Don’t forget to take advantage of the Handmade Soap Combo Deal to get all $5.95 regular priced soaps 4 for $20.
So, why no superfat in the old fashioned lye soap? There are three different uses of this soap that make superfatting unnecessary:
1. Laundry soap. Of course, back in the day, lye soap was all that was used for laundry soap. Some people still like to use it and declare that it’s way better than the commercial detergents that most people use today. If there was excess fat in the soap, it would leave oil marks on clothing.
2. Poison ivy remedy. You can read more about how to use old fashioned lye soap to treat poison ivy by clicking the link. Because the soap has a drying effect without the superfat, it can help heal up those pesky – perhaps “miserable” is a better word – outbreaks.
3. Facial soap for oily skin. An elderly lady was talking to me at the farmer’s market one day about growing up using old fashioned lye soap for everything – including skin, of course. She was convinced that people had fewer acne problems back then because of the soap. One of my customers gave me this testimonial: “After buying your lye soap this summer, I have noticed that my teenage son’s acne has cleared and my hands aren’t nearly as dry as usual in the winter. My family’s skin has always been sensitive and your soap has been a true blessing!”
—Kathy B., Olathe, KS
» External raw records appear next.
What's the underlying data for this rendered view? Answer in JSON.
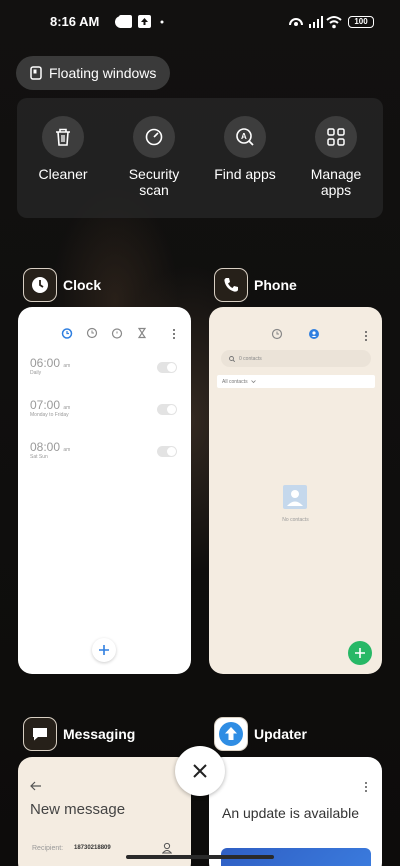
{
  "status_bar": {
    "time": "8:16 AM",
    "battery": "100"
  },
  "floating_windows": {
    "label": "Floating windows"
  },
  "tools": [
    {
      "label": "Cleaner",
      "icon": "trash-icon"
    },
    {
      "label": "Security scan",
      "icon": "shield-gauge-icon"
    },
    {
      "label": "Find apps",
      "icon": "find-apps-icon"
    },
    {
      "label": "Manage apps",
      "icon": "grid-icon"
    }
  ],
  "apps": {
    "clock": {
      "name": "Clock",
      "alarms": [
        {
          "time": "06:00",
          "ampm": "am",
          "repeat": "Daily"
        },
        {
          "time": "07:00",
          "ampm": "am",
          "repeat": "Monday to Friday"
        },
        {
          "time": "08:00",
          "ampm": "am",
          "repeat": "Sat Sun"
        }
      ]
    },
    "phone": {
      "name": "Phone",
      "search_placeholder": "0 contacts",
      "filter": "All contacts",
      "empty": "No contacts"
    },
    "messaging": {
      "name": "Messaging",
      "title": "New message",
      "recipient_label": "Recipient:",
      "recipient_value": "18730218809"
    },
    "updater": {
      "name": "Updater",
      "title": "An update is available"
    }
  },
  "colors": {
    "accent_blue": "#2f7fe0",
    "phone_green": "#27b866",
    "card_beige": "#f4ece1"
  }
}
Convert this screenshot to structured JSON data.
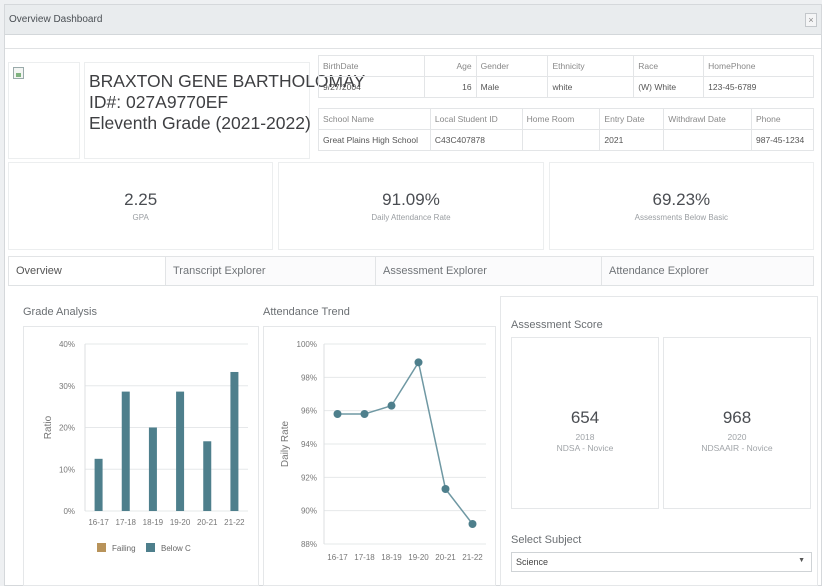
{
  "window": {
    "title": "Overview Dashboard",
    "close_glyph": "×"
  },
  "student": {
    "name": "BRAXTON GENE BARTHOLOMAY",
    "id_line": "ID#: 027A9770EF",
    "grade_line": "Eleventh Grade (2021-2022)",
    "photo_icon": "broken-image-icon"
  },
  "demographics": {
    "headers": [
      "BirthDate",
      "Age",
      "Gender",
      "Ethnicity",
      "Race",
      "HomePhone"
    ],
    "values": [
      "9/27/2004",
      "16",
      "Male",
      "white",
      "(W) White",
      "123-45-6789"
    ]
  },
  "school": {
    "headers": [
      "School Name",
      "Local Student ID",
      "Home Room",
      "Entry Date",
      "Withdrawl Date",
      "Phone"
    ],
    "values": [
      "Great Plains High School",
      "C43C407878",
      "",
      "2021",
      "",
      "987-45-1234"
    ]
  },
  "kpis": [
    {
      "value": "2.25",
      "label": "GPA"
    },
    {
      "value": "91.09%",
      "label": "Daily Attendance Rate"
    },
    {
      "value": "69.23%",
      "label": "Assessments Below Basic"
    }
  ],
  "tabs": [
    "Overview",
    "Transcript Explorer",
    "Assessment Explorer",
    "Attendance Explorer"
  ],
  "panels": {
    "grade_title": "Grade Analysis",
    "attendance_title": "Attendance Trend",
    "assessment_title": "Assessment Score"
  },
  "assessment": {
    "scores": [
      {
        "score": "654",
        "year": "2018",
        "test": "NDSA - Novice"
      },
      {
        "score": "968",
        "year": "2020",
        "test": "NDSAAIR - Novice"
      }
    ],
    "select_label": "Select Subject",
    "select_value": "Science",
    "select_caret": "▼"
  },
  "colors": {
    "failing": "#b8935a",
    "below_c": "#4e7f8c",
    "line": "#6f98a3"
  },
  "chart_data": [
    {
      "type": "bar",
      "title": "",
      "ylabel": "Ratio",
      "categories": [
        "16-17",
        "17-18",
        "18-19",
        "19-20",
        "20-21",
        "21-22"
      ],
      "series": [
        {
          "name": "Failing",
          "values": [
            0,
            0,
            0,
            0,
            0,
            0
          ]
        },
        {
          "name": "Below C",
          "values": [
            12.5,
            28.6,
            20,
            28.6,
            16.7,
            33.3
          ]
        }
      ],
      "ylim": [
        0,
        40
      ],
      "yticks": [
        "0%",
        "10%",
        "20%",
        "30%",
        "40%"
      ],
      "legend": "bottom",
      "grid": true
    },
    {
      "type": "line",
      "title": "",
      "ylabel": "Daily Rate",
      "x": [
        "16-17",
        "17-18",
        "18-19",
        "19-20",
        "20-21",
        "21-22"
      ],
      "values": [
        95.8,
        95.8,
        96.3,
        98.9,
        91.3,
        89.2
      ],
      "ylim": [
        88,
        100
      ],
      "yticks": [
        "88%",
        "90%",
        "92%",
        "94%",
        "96%",
        "98%",
        "100%"
      ],
      "grid": true
    }
  ]
}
Now I’ve heard from other soapmakers that this soap really doesn’t need to cure all that long, since the longer a handmade soap cures, the milder it gets. The purpose of this soap isn’t to be mild at all, but to be somewhat drying. However, I will be leaving this one on the curing rack for two weeks anyway, so it will be available on March 10th.
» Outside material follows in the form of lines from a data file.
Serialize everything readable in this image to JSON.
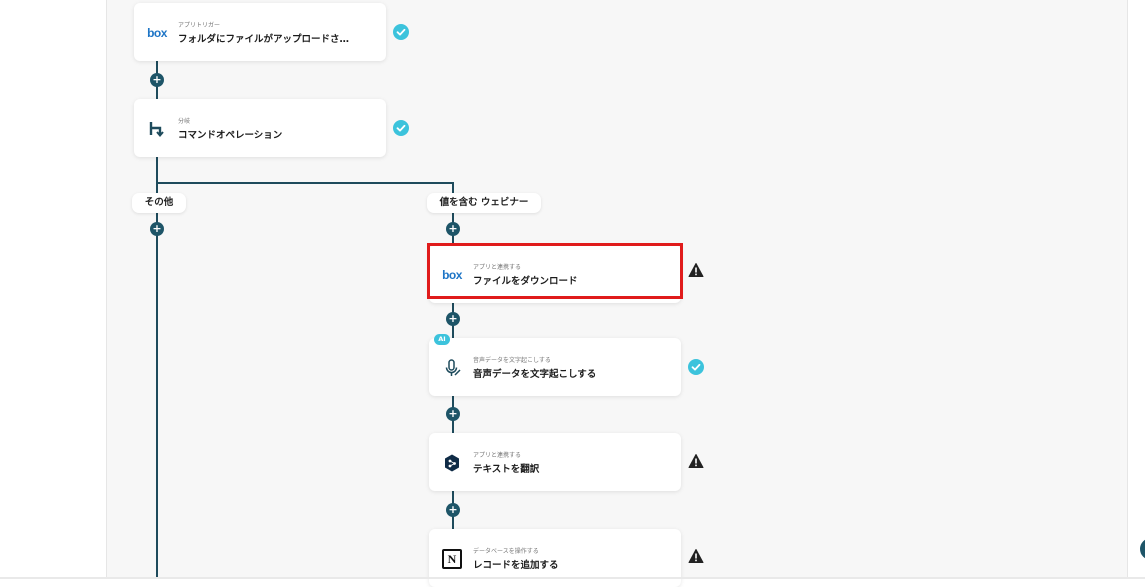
{
  "colors": {
    "connector": "#1e4b5c",
    "success": "#3cc3dc",
    "highlight": "#e01b1b",
    "box_brand": "#1e75c6"
  },
  "flow": {
    "nodes": [
      {
        "id": "trigger",
        "small_label": "アプリトリガー",
        "title": "フォルダにファイルがアップロードさ…",
        "icon": "box-logo-icon",
        "icon_text": "box",
        "status": "success"
      },
      {
        "id": "branch",
        "small_label": "分岐",
        "title": "コマンドオペレーション",
        "icon": "branch-icon",
        "status": "success"
      },
      {
        "id": "download",
        "small_label": "アプリと連携する",
        "title": "ファイルをダウンロード",
        "icon": "box-logo-icon",
        "icon_text": "box",
        "status": "warning",
        "highlighted": true
      },
      {
        "id": "transcribe",
        "small_label": "音声データを文字起こしする",
        "title": "音声データを文字起こしする",
        "icon": "microphone-icon",
        "badge": "AI",
        "status": "success"
      },
      {
        "id": "translate",
        "small_label": "アプリと連携する",
        "title": "テキストを翻訳",
        "icon": "deepl-icon",
        "status": "warning"
      },
      {
        "id": "notion",
        "small_label": "データベースを操作する",
        "title": "レコードを追加する",
        "icon": "notion-icon",
        "icon_text": "N",
        "status": "warning"
      }
    ],
    "branches": {
      "other_label": "その他",
      "contains_label": "値を含む ウェビナー"
    },
    "add_step_symbol": "+"
  }
}
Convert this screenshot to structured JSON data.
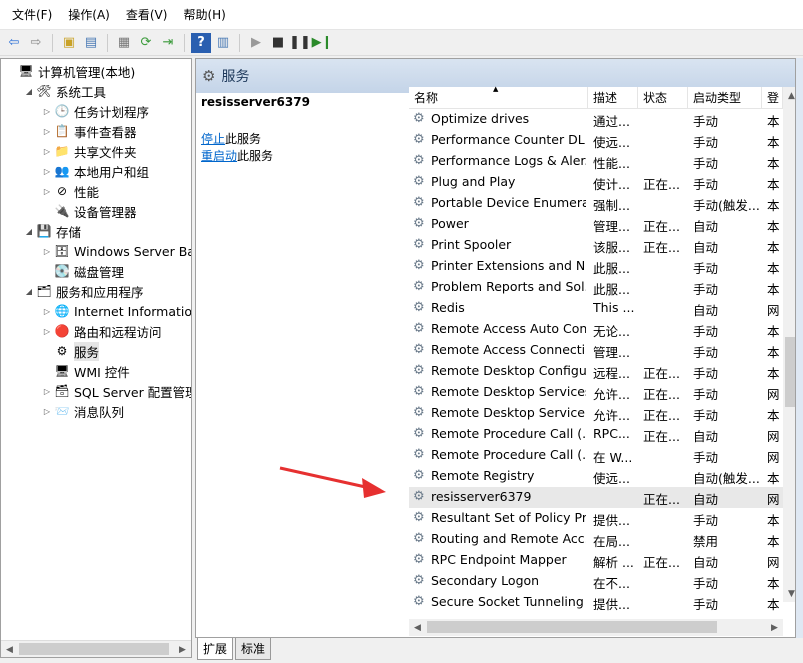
{
  "menu": [
    "文件(F)",
    "操作(A)",
    "查看(V)",
    "帮助(H)"
  ],
  "tree": [
    {
      "label": "计算机管理(本地)",
      "level": 0,
      "exp": "",
      "icon": "computer-icon",
      "glyph": "🖥"
    },
    {
      "label": "系统工具",
      "level": 1,
      "exp": "◢",
      "icon": "tools-icon",
      "glyph": "🛠"
    },
    {
      "label": "任务计划程序",
      "level": 2,
      "exp": "▷",
      "icon": "clock-icon",
      "glyph": "🕒"
    },
    {
      "label": "事件查看器",
      "level": 2,
      "exp": "▷",
      "icon": "event-icon",
      "glyph": "📋"
    },
    {
      "label": "共享文件夹",
      "level": 2,
      "exp": "▷",
      "icon": "folder-icon",
      "glyph": "📁"
    },
    {
      "label": "本地用户和组",
      "level": 2,
      "exp": "▷",
      "icon": "users-icon",
      "glyph": "👥"
    },
    {
      "label": "性能",
      "level": 2,
      "exp": "▷",
      "icon": "performance-icon",
      "glyph": "⊘"
    },
    {
      "label": "设备管理器",
      "level": 2,
      "exp": "",
      "icon": "device-icon",
      "glyph": "🔌"
    },
    {
      "label": "存储",
      "level": 1,
      "exp": "◢",
      "icon": "storage-icon",
      "glyph": "💾"
    },
    {
      "label": "Windows Server Back",
      "level": 2,
      "exp": "▷",
      "icon": "backup-icon",
      "glyph": "🗄"
    },
    {
      "label": "磁盘管理",
      "level": 2,
      "exp": "",
      "icon": "disk-icon",
      "glyph": "💽"
    },
    {
      "label": "服务和应用程序",
      "level": 1,
      "exp": "◢",
      "icon": "apps-icon",
      "glyph": "🗂"
    },
    {
      "label": "Internet Information S",
      "level": 2,
      "exp": "▷",
      "icon": "iis-icon",
      "glyph": "🌐"
    },
    {
      "label": "路由和远程访问",
      "level": 2,
      "exp": "▷",
      "icon": "routing-icon",
      "glyph": "🔴"
    },
    {
      "label": "服务",
      "level": 2,
      "exp": "",
      "icon": "services-gear-icon",
      "glyph": "⚙",
      "selected": true
    },
    {
      "label": "WMI 控件",
      "level": 2,
      "exp": "",
      "icon": "wmi-icon",
      "glyph": "🖥"
    },
    {
      "label": "SQL Server 配置管理器",
      "level": 2,
      "exp": "▷",
      "icon": "sql-icon",
      "glyph": "🗃"
    },
    {
      "label": "消息队列",
      "level": 2,
      "exp": "▷",
      "icon": "queue-icon",
      "glyph": "📨"
    }
  ],
  "panel": {
    "title": "服务",
    "service": "resisserver6379",
    "link_stop": "停止",
    "link_stop_suffix": "此服务",
    "link_restart": "重启动",
    "link_restart_suffix": "此服务"
  },
  "columns": [
    "名称",
    "描述",
    "状态",
    "启动类型",
    "登"
  ],
  "services": [
    {
      "name": "Optimize drives",
      "desc": "通过...",
      "status": "",
      "startup": "手动",
      "logon": "本"
    },
    {
      "name": "Performance Counter DL...",
      "desc": "使远...",
      "status": "",
      "startup": "手动",
      "logon": "本"
    },
    {
      "name": "Performance Logs & Aler...",
      "desc": "性能...",
      "status": "",
      "startup": "手动",
      "logon": "本"
    },
    {
      "name": "Plug and Play",
      "desc": "使计...",
      "status": "正在...",
      "startup": "手动",
      "logon": "本"
    },
    {
      "name": "Portable Device Enumera...",
      "desc": "强制...",
      "status": "",
      "startup": "手动(触发...",
      "logon": "本"
    },
    {
      "name": "Power",
      "desc": "管理...",
      "status": "正在...",
      "startup": "自动",
      "logon": "本"
    },
    {
      "name": "Print Spooler",
      "desc": "该服...",
      "status": "正在...",
      "startup": "自动",
      "logon": "本"
    },
    {
      "name": "Printer Extensions and N...",
      "desc": "此服...",
      "status": "",
      "startup": "手动",
      "logon": "本"
    },
    {
      "name": "Problem Reports and Sol...",
      "desc": "此服...",
      "status": "",
      "startup": "手动",
      "logon": "本"
    },
    {
      "name": "Redis",
      "desc": "This ...",
      "status": "",
      "startup": "自动",
      "logon": "网"
    },
    {
      "name": "Remote Access Auto Con...",
      "desc": "无论...",
      "status": "",
      "startup": "手动",
      "logon": "本"
    },
    {
      "name": "Remote Access Connecti...",
      "desc": "管理...",
      "status": "",
      "startup": "手动",
      "logon": "本"
    },
    {
      "name": "Remote Desktop Configu...",
      "desc": "远程...",
      "status": "正在...",
      "startup": "手动",
      "logon": "本"
    },
    {
      "name": "Remote Desktop Services",
      "desc": "允许...",
      "status": "正在...",
      "startup": "手动",
      "logon": "网"
    },
    {
      "name": "Remote Desktop Service...",
      "desc": "允许...",
      "status": "正在...",
      "startup": "手动",
      "logon": "本"
    },
    {
      "name": "Remote Procedure Call (...",
      "desc": "RPC...",
      "status": "正在...",
      "startup": "自动",
      "logon": "网"
    },
    {
      "name": "Remote Procedure Call (...",
      "desc": "在 W...",
      "status": "",
      "startup": "手动",
      "logon": "网"
    },
    {
      "name": "Remote Registry",
      "desc": "使远...",
      "status": "",
      "startup": "自动(触发...",
      "logon": "本"
    },
    {
      "name": "resisserver6379",
      "desc": "",
      "status": "正在...",
      "startup": "自动",
      "logon": "网",
      "selected": true
    },
    {
      "name": "Resultant Set of Policy Pr...",
      "desc": "提供...",
      "status": "",
      "startup": "手动",
      "logon": "本"
    },
    {
      "name": "Routing and Remote Acc...",
      "desc": "在局...",
      "status": "",
      "startup": "禁用",
      "logon": "本"
    },
    {
      "name": "RPC Endpoint Mapper",
      "desc": "解析 ...",
      "status": "正在...",
      "startup": "自动",
      "logon": "网"
    },
    {
      "name": "Secondary Logon",
      "desc": "在不...",
      "status": "",
      "startup": "手动",
      "logon": "本"
    },
    {
      "name": "Secure Socket Tunneling ...",
      "desc": "提供...",
      "status": "",
      "startup": "手动",
      "logon": "本"
    }
  ],
  "tabs": [
    "扩展",
    "标准"
  ],
  "accent": "#e63030"
}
I will be following up tomorrow with information about the differences between old fashioned lye soap and the handmade natural soap that soapmakers create today.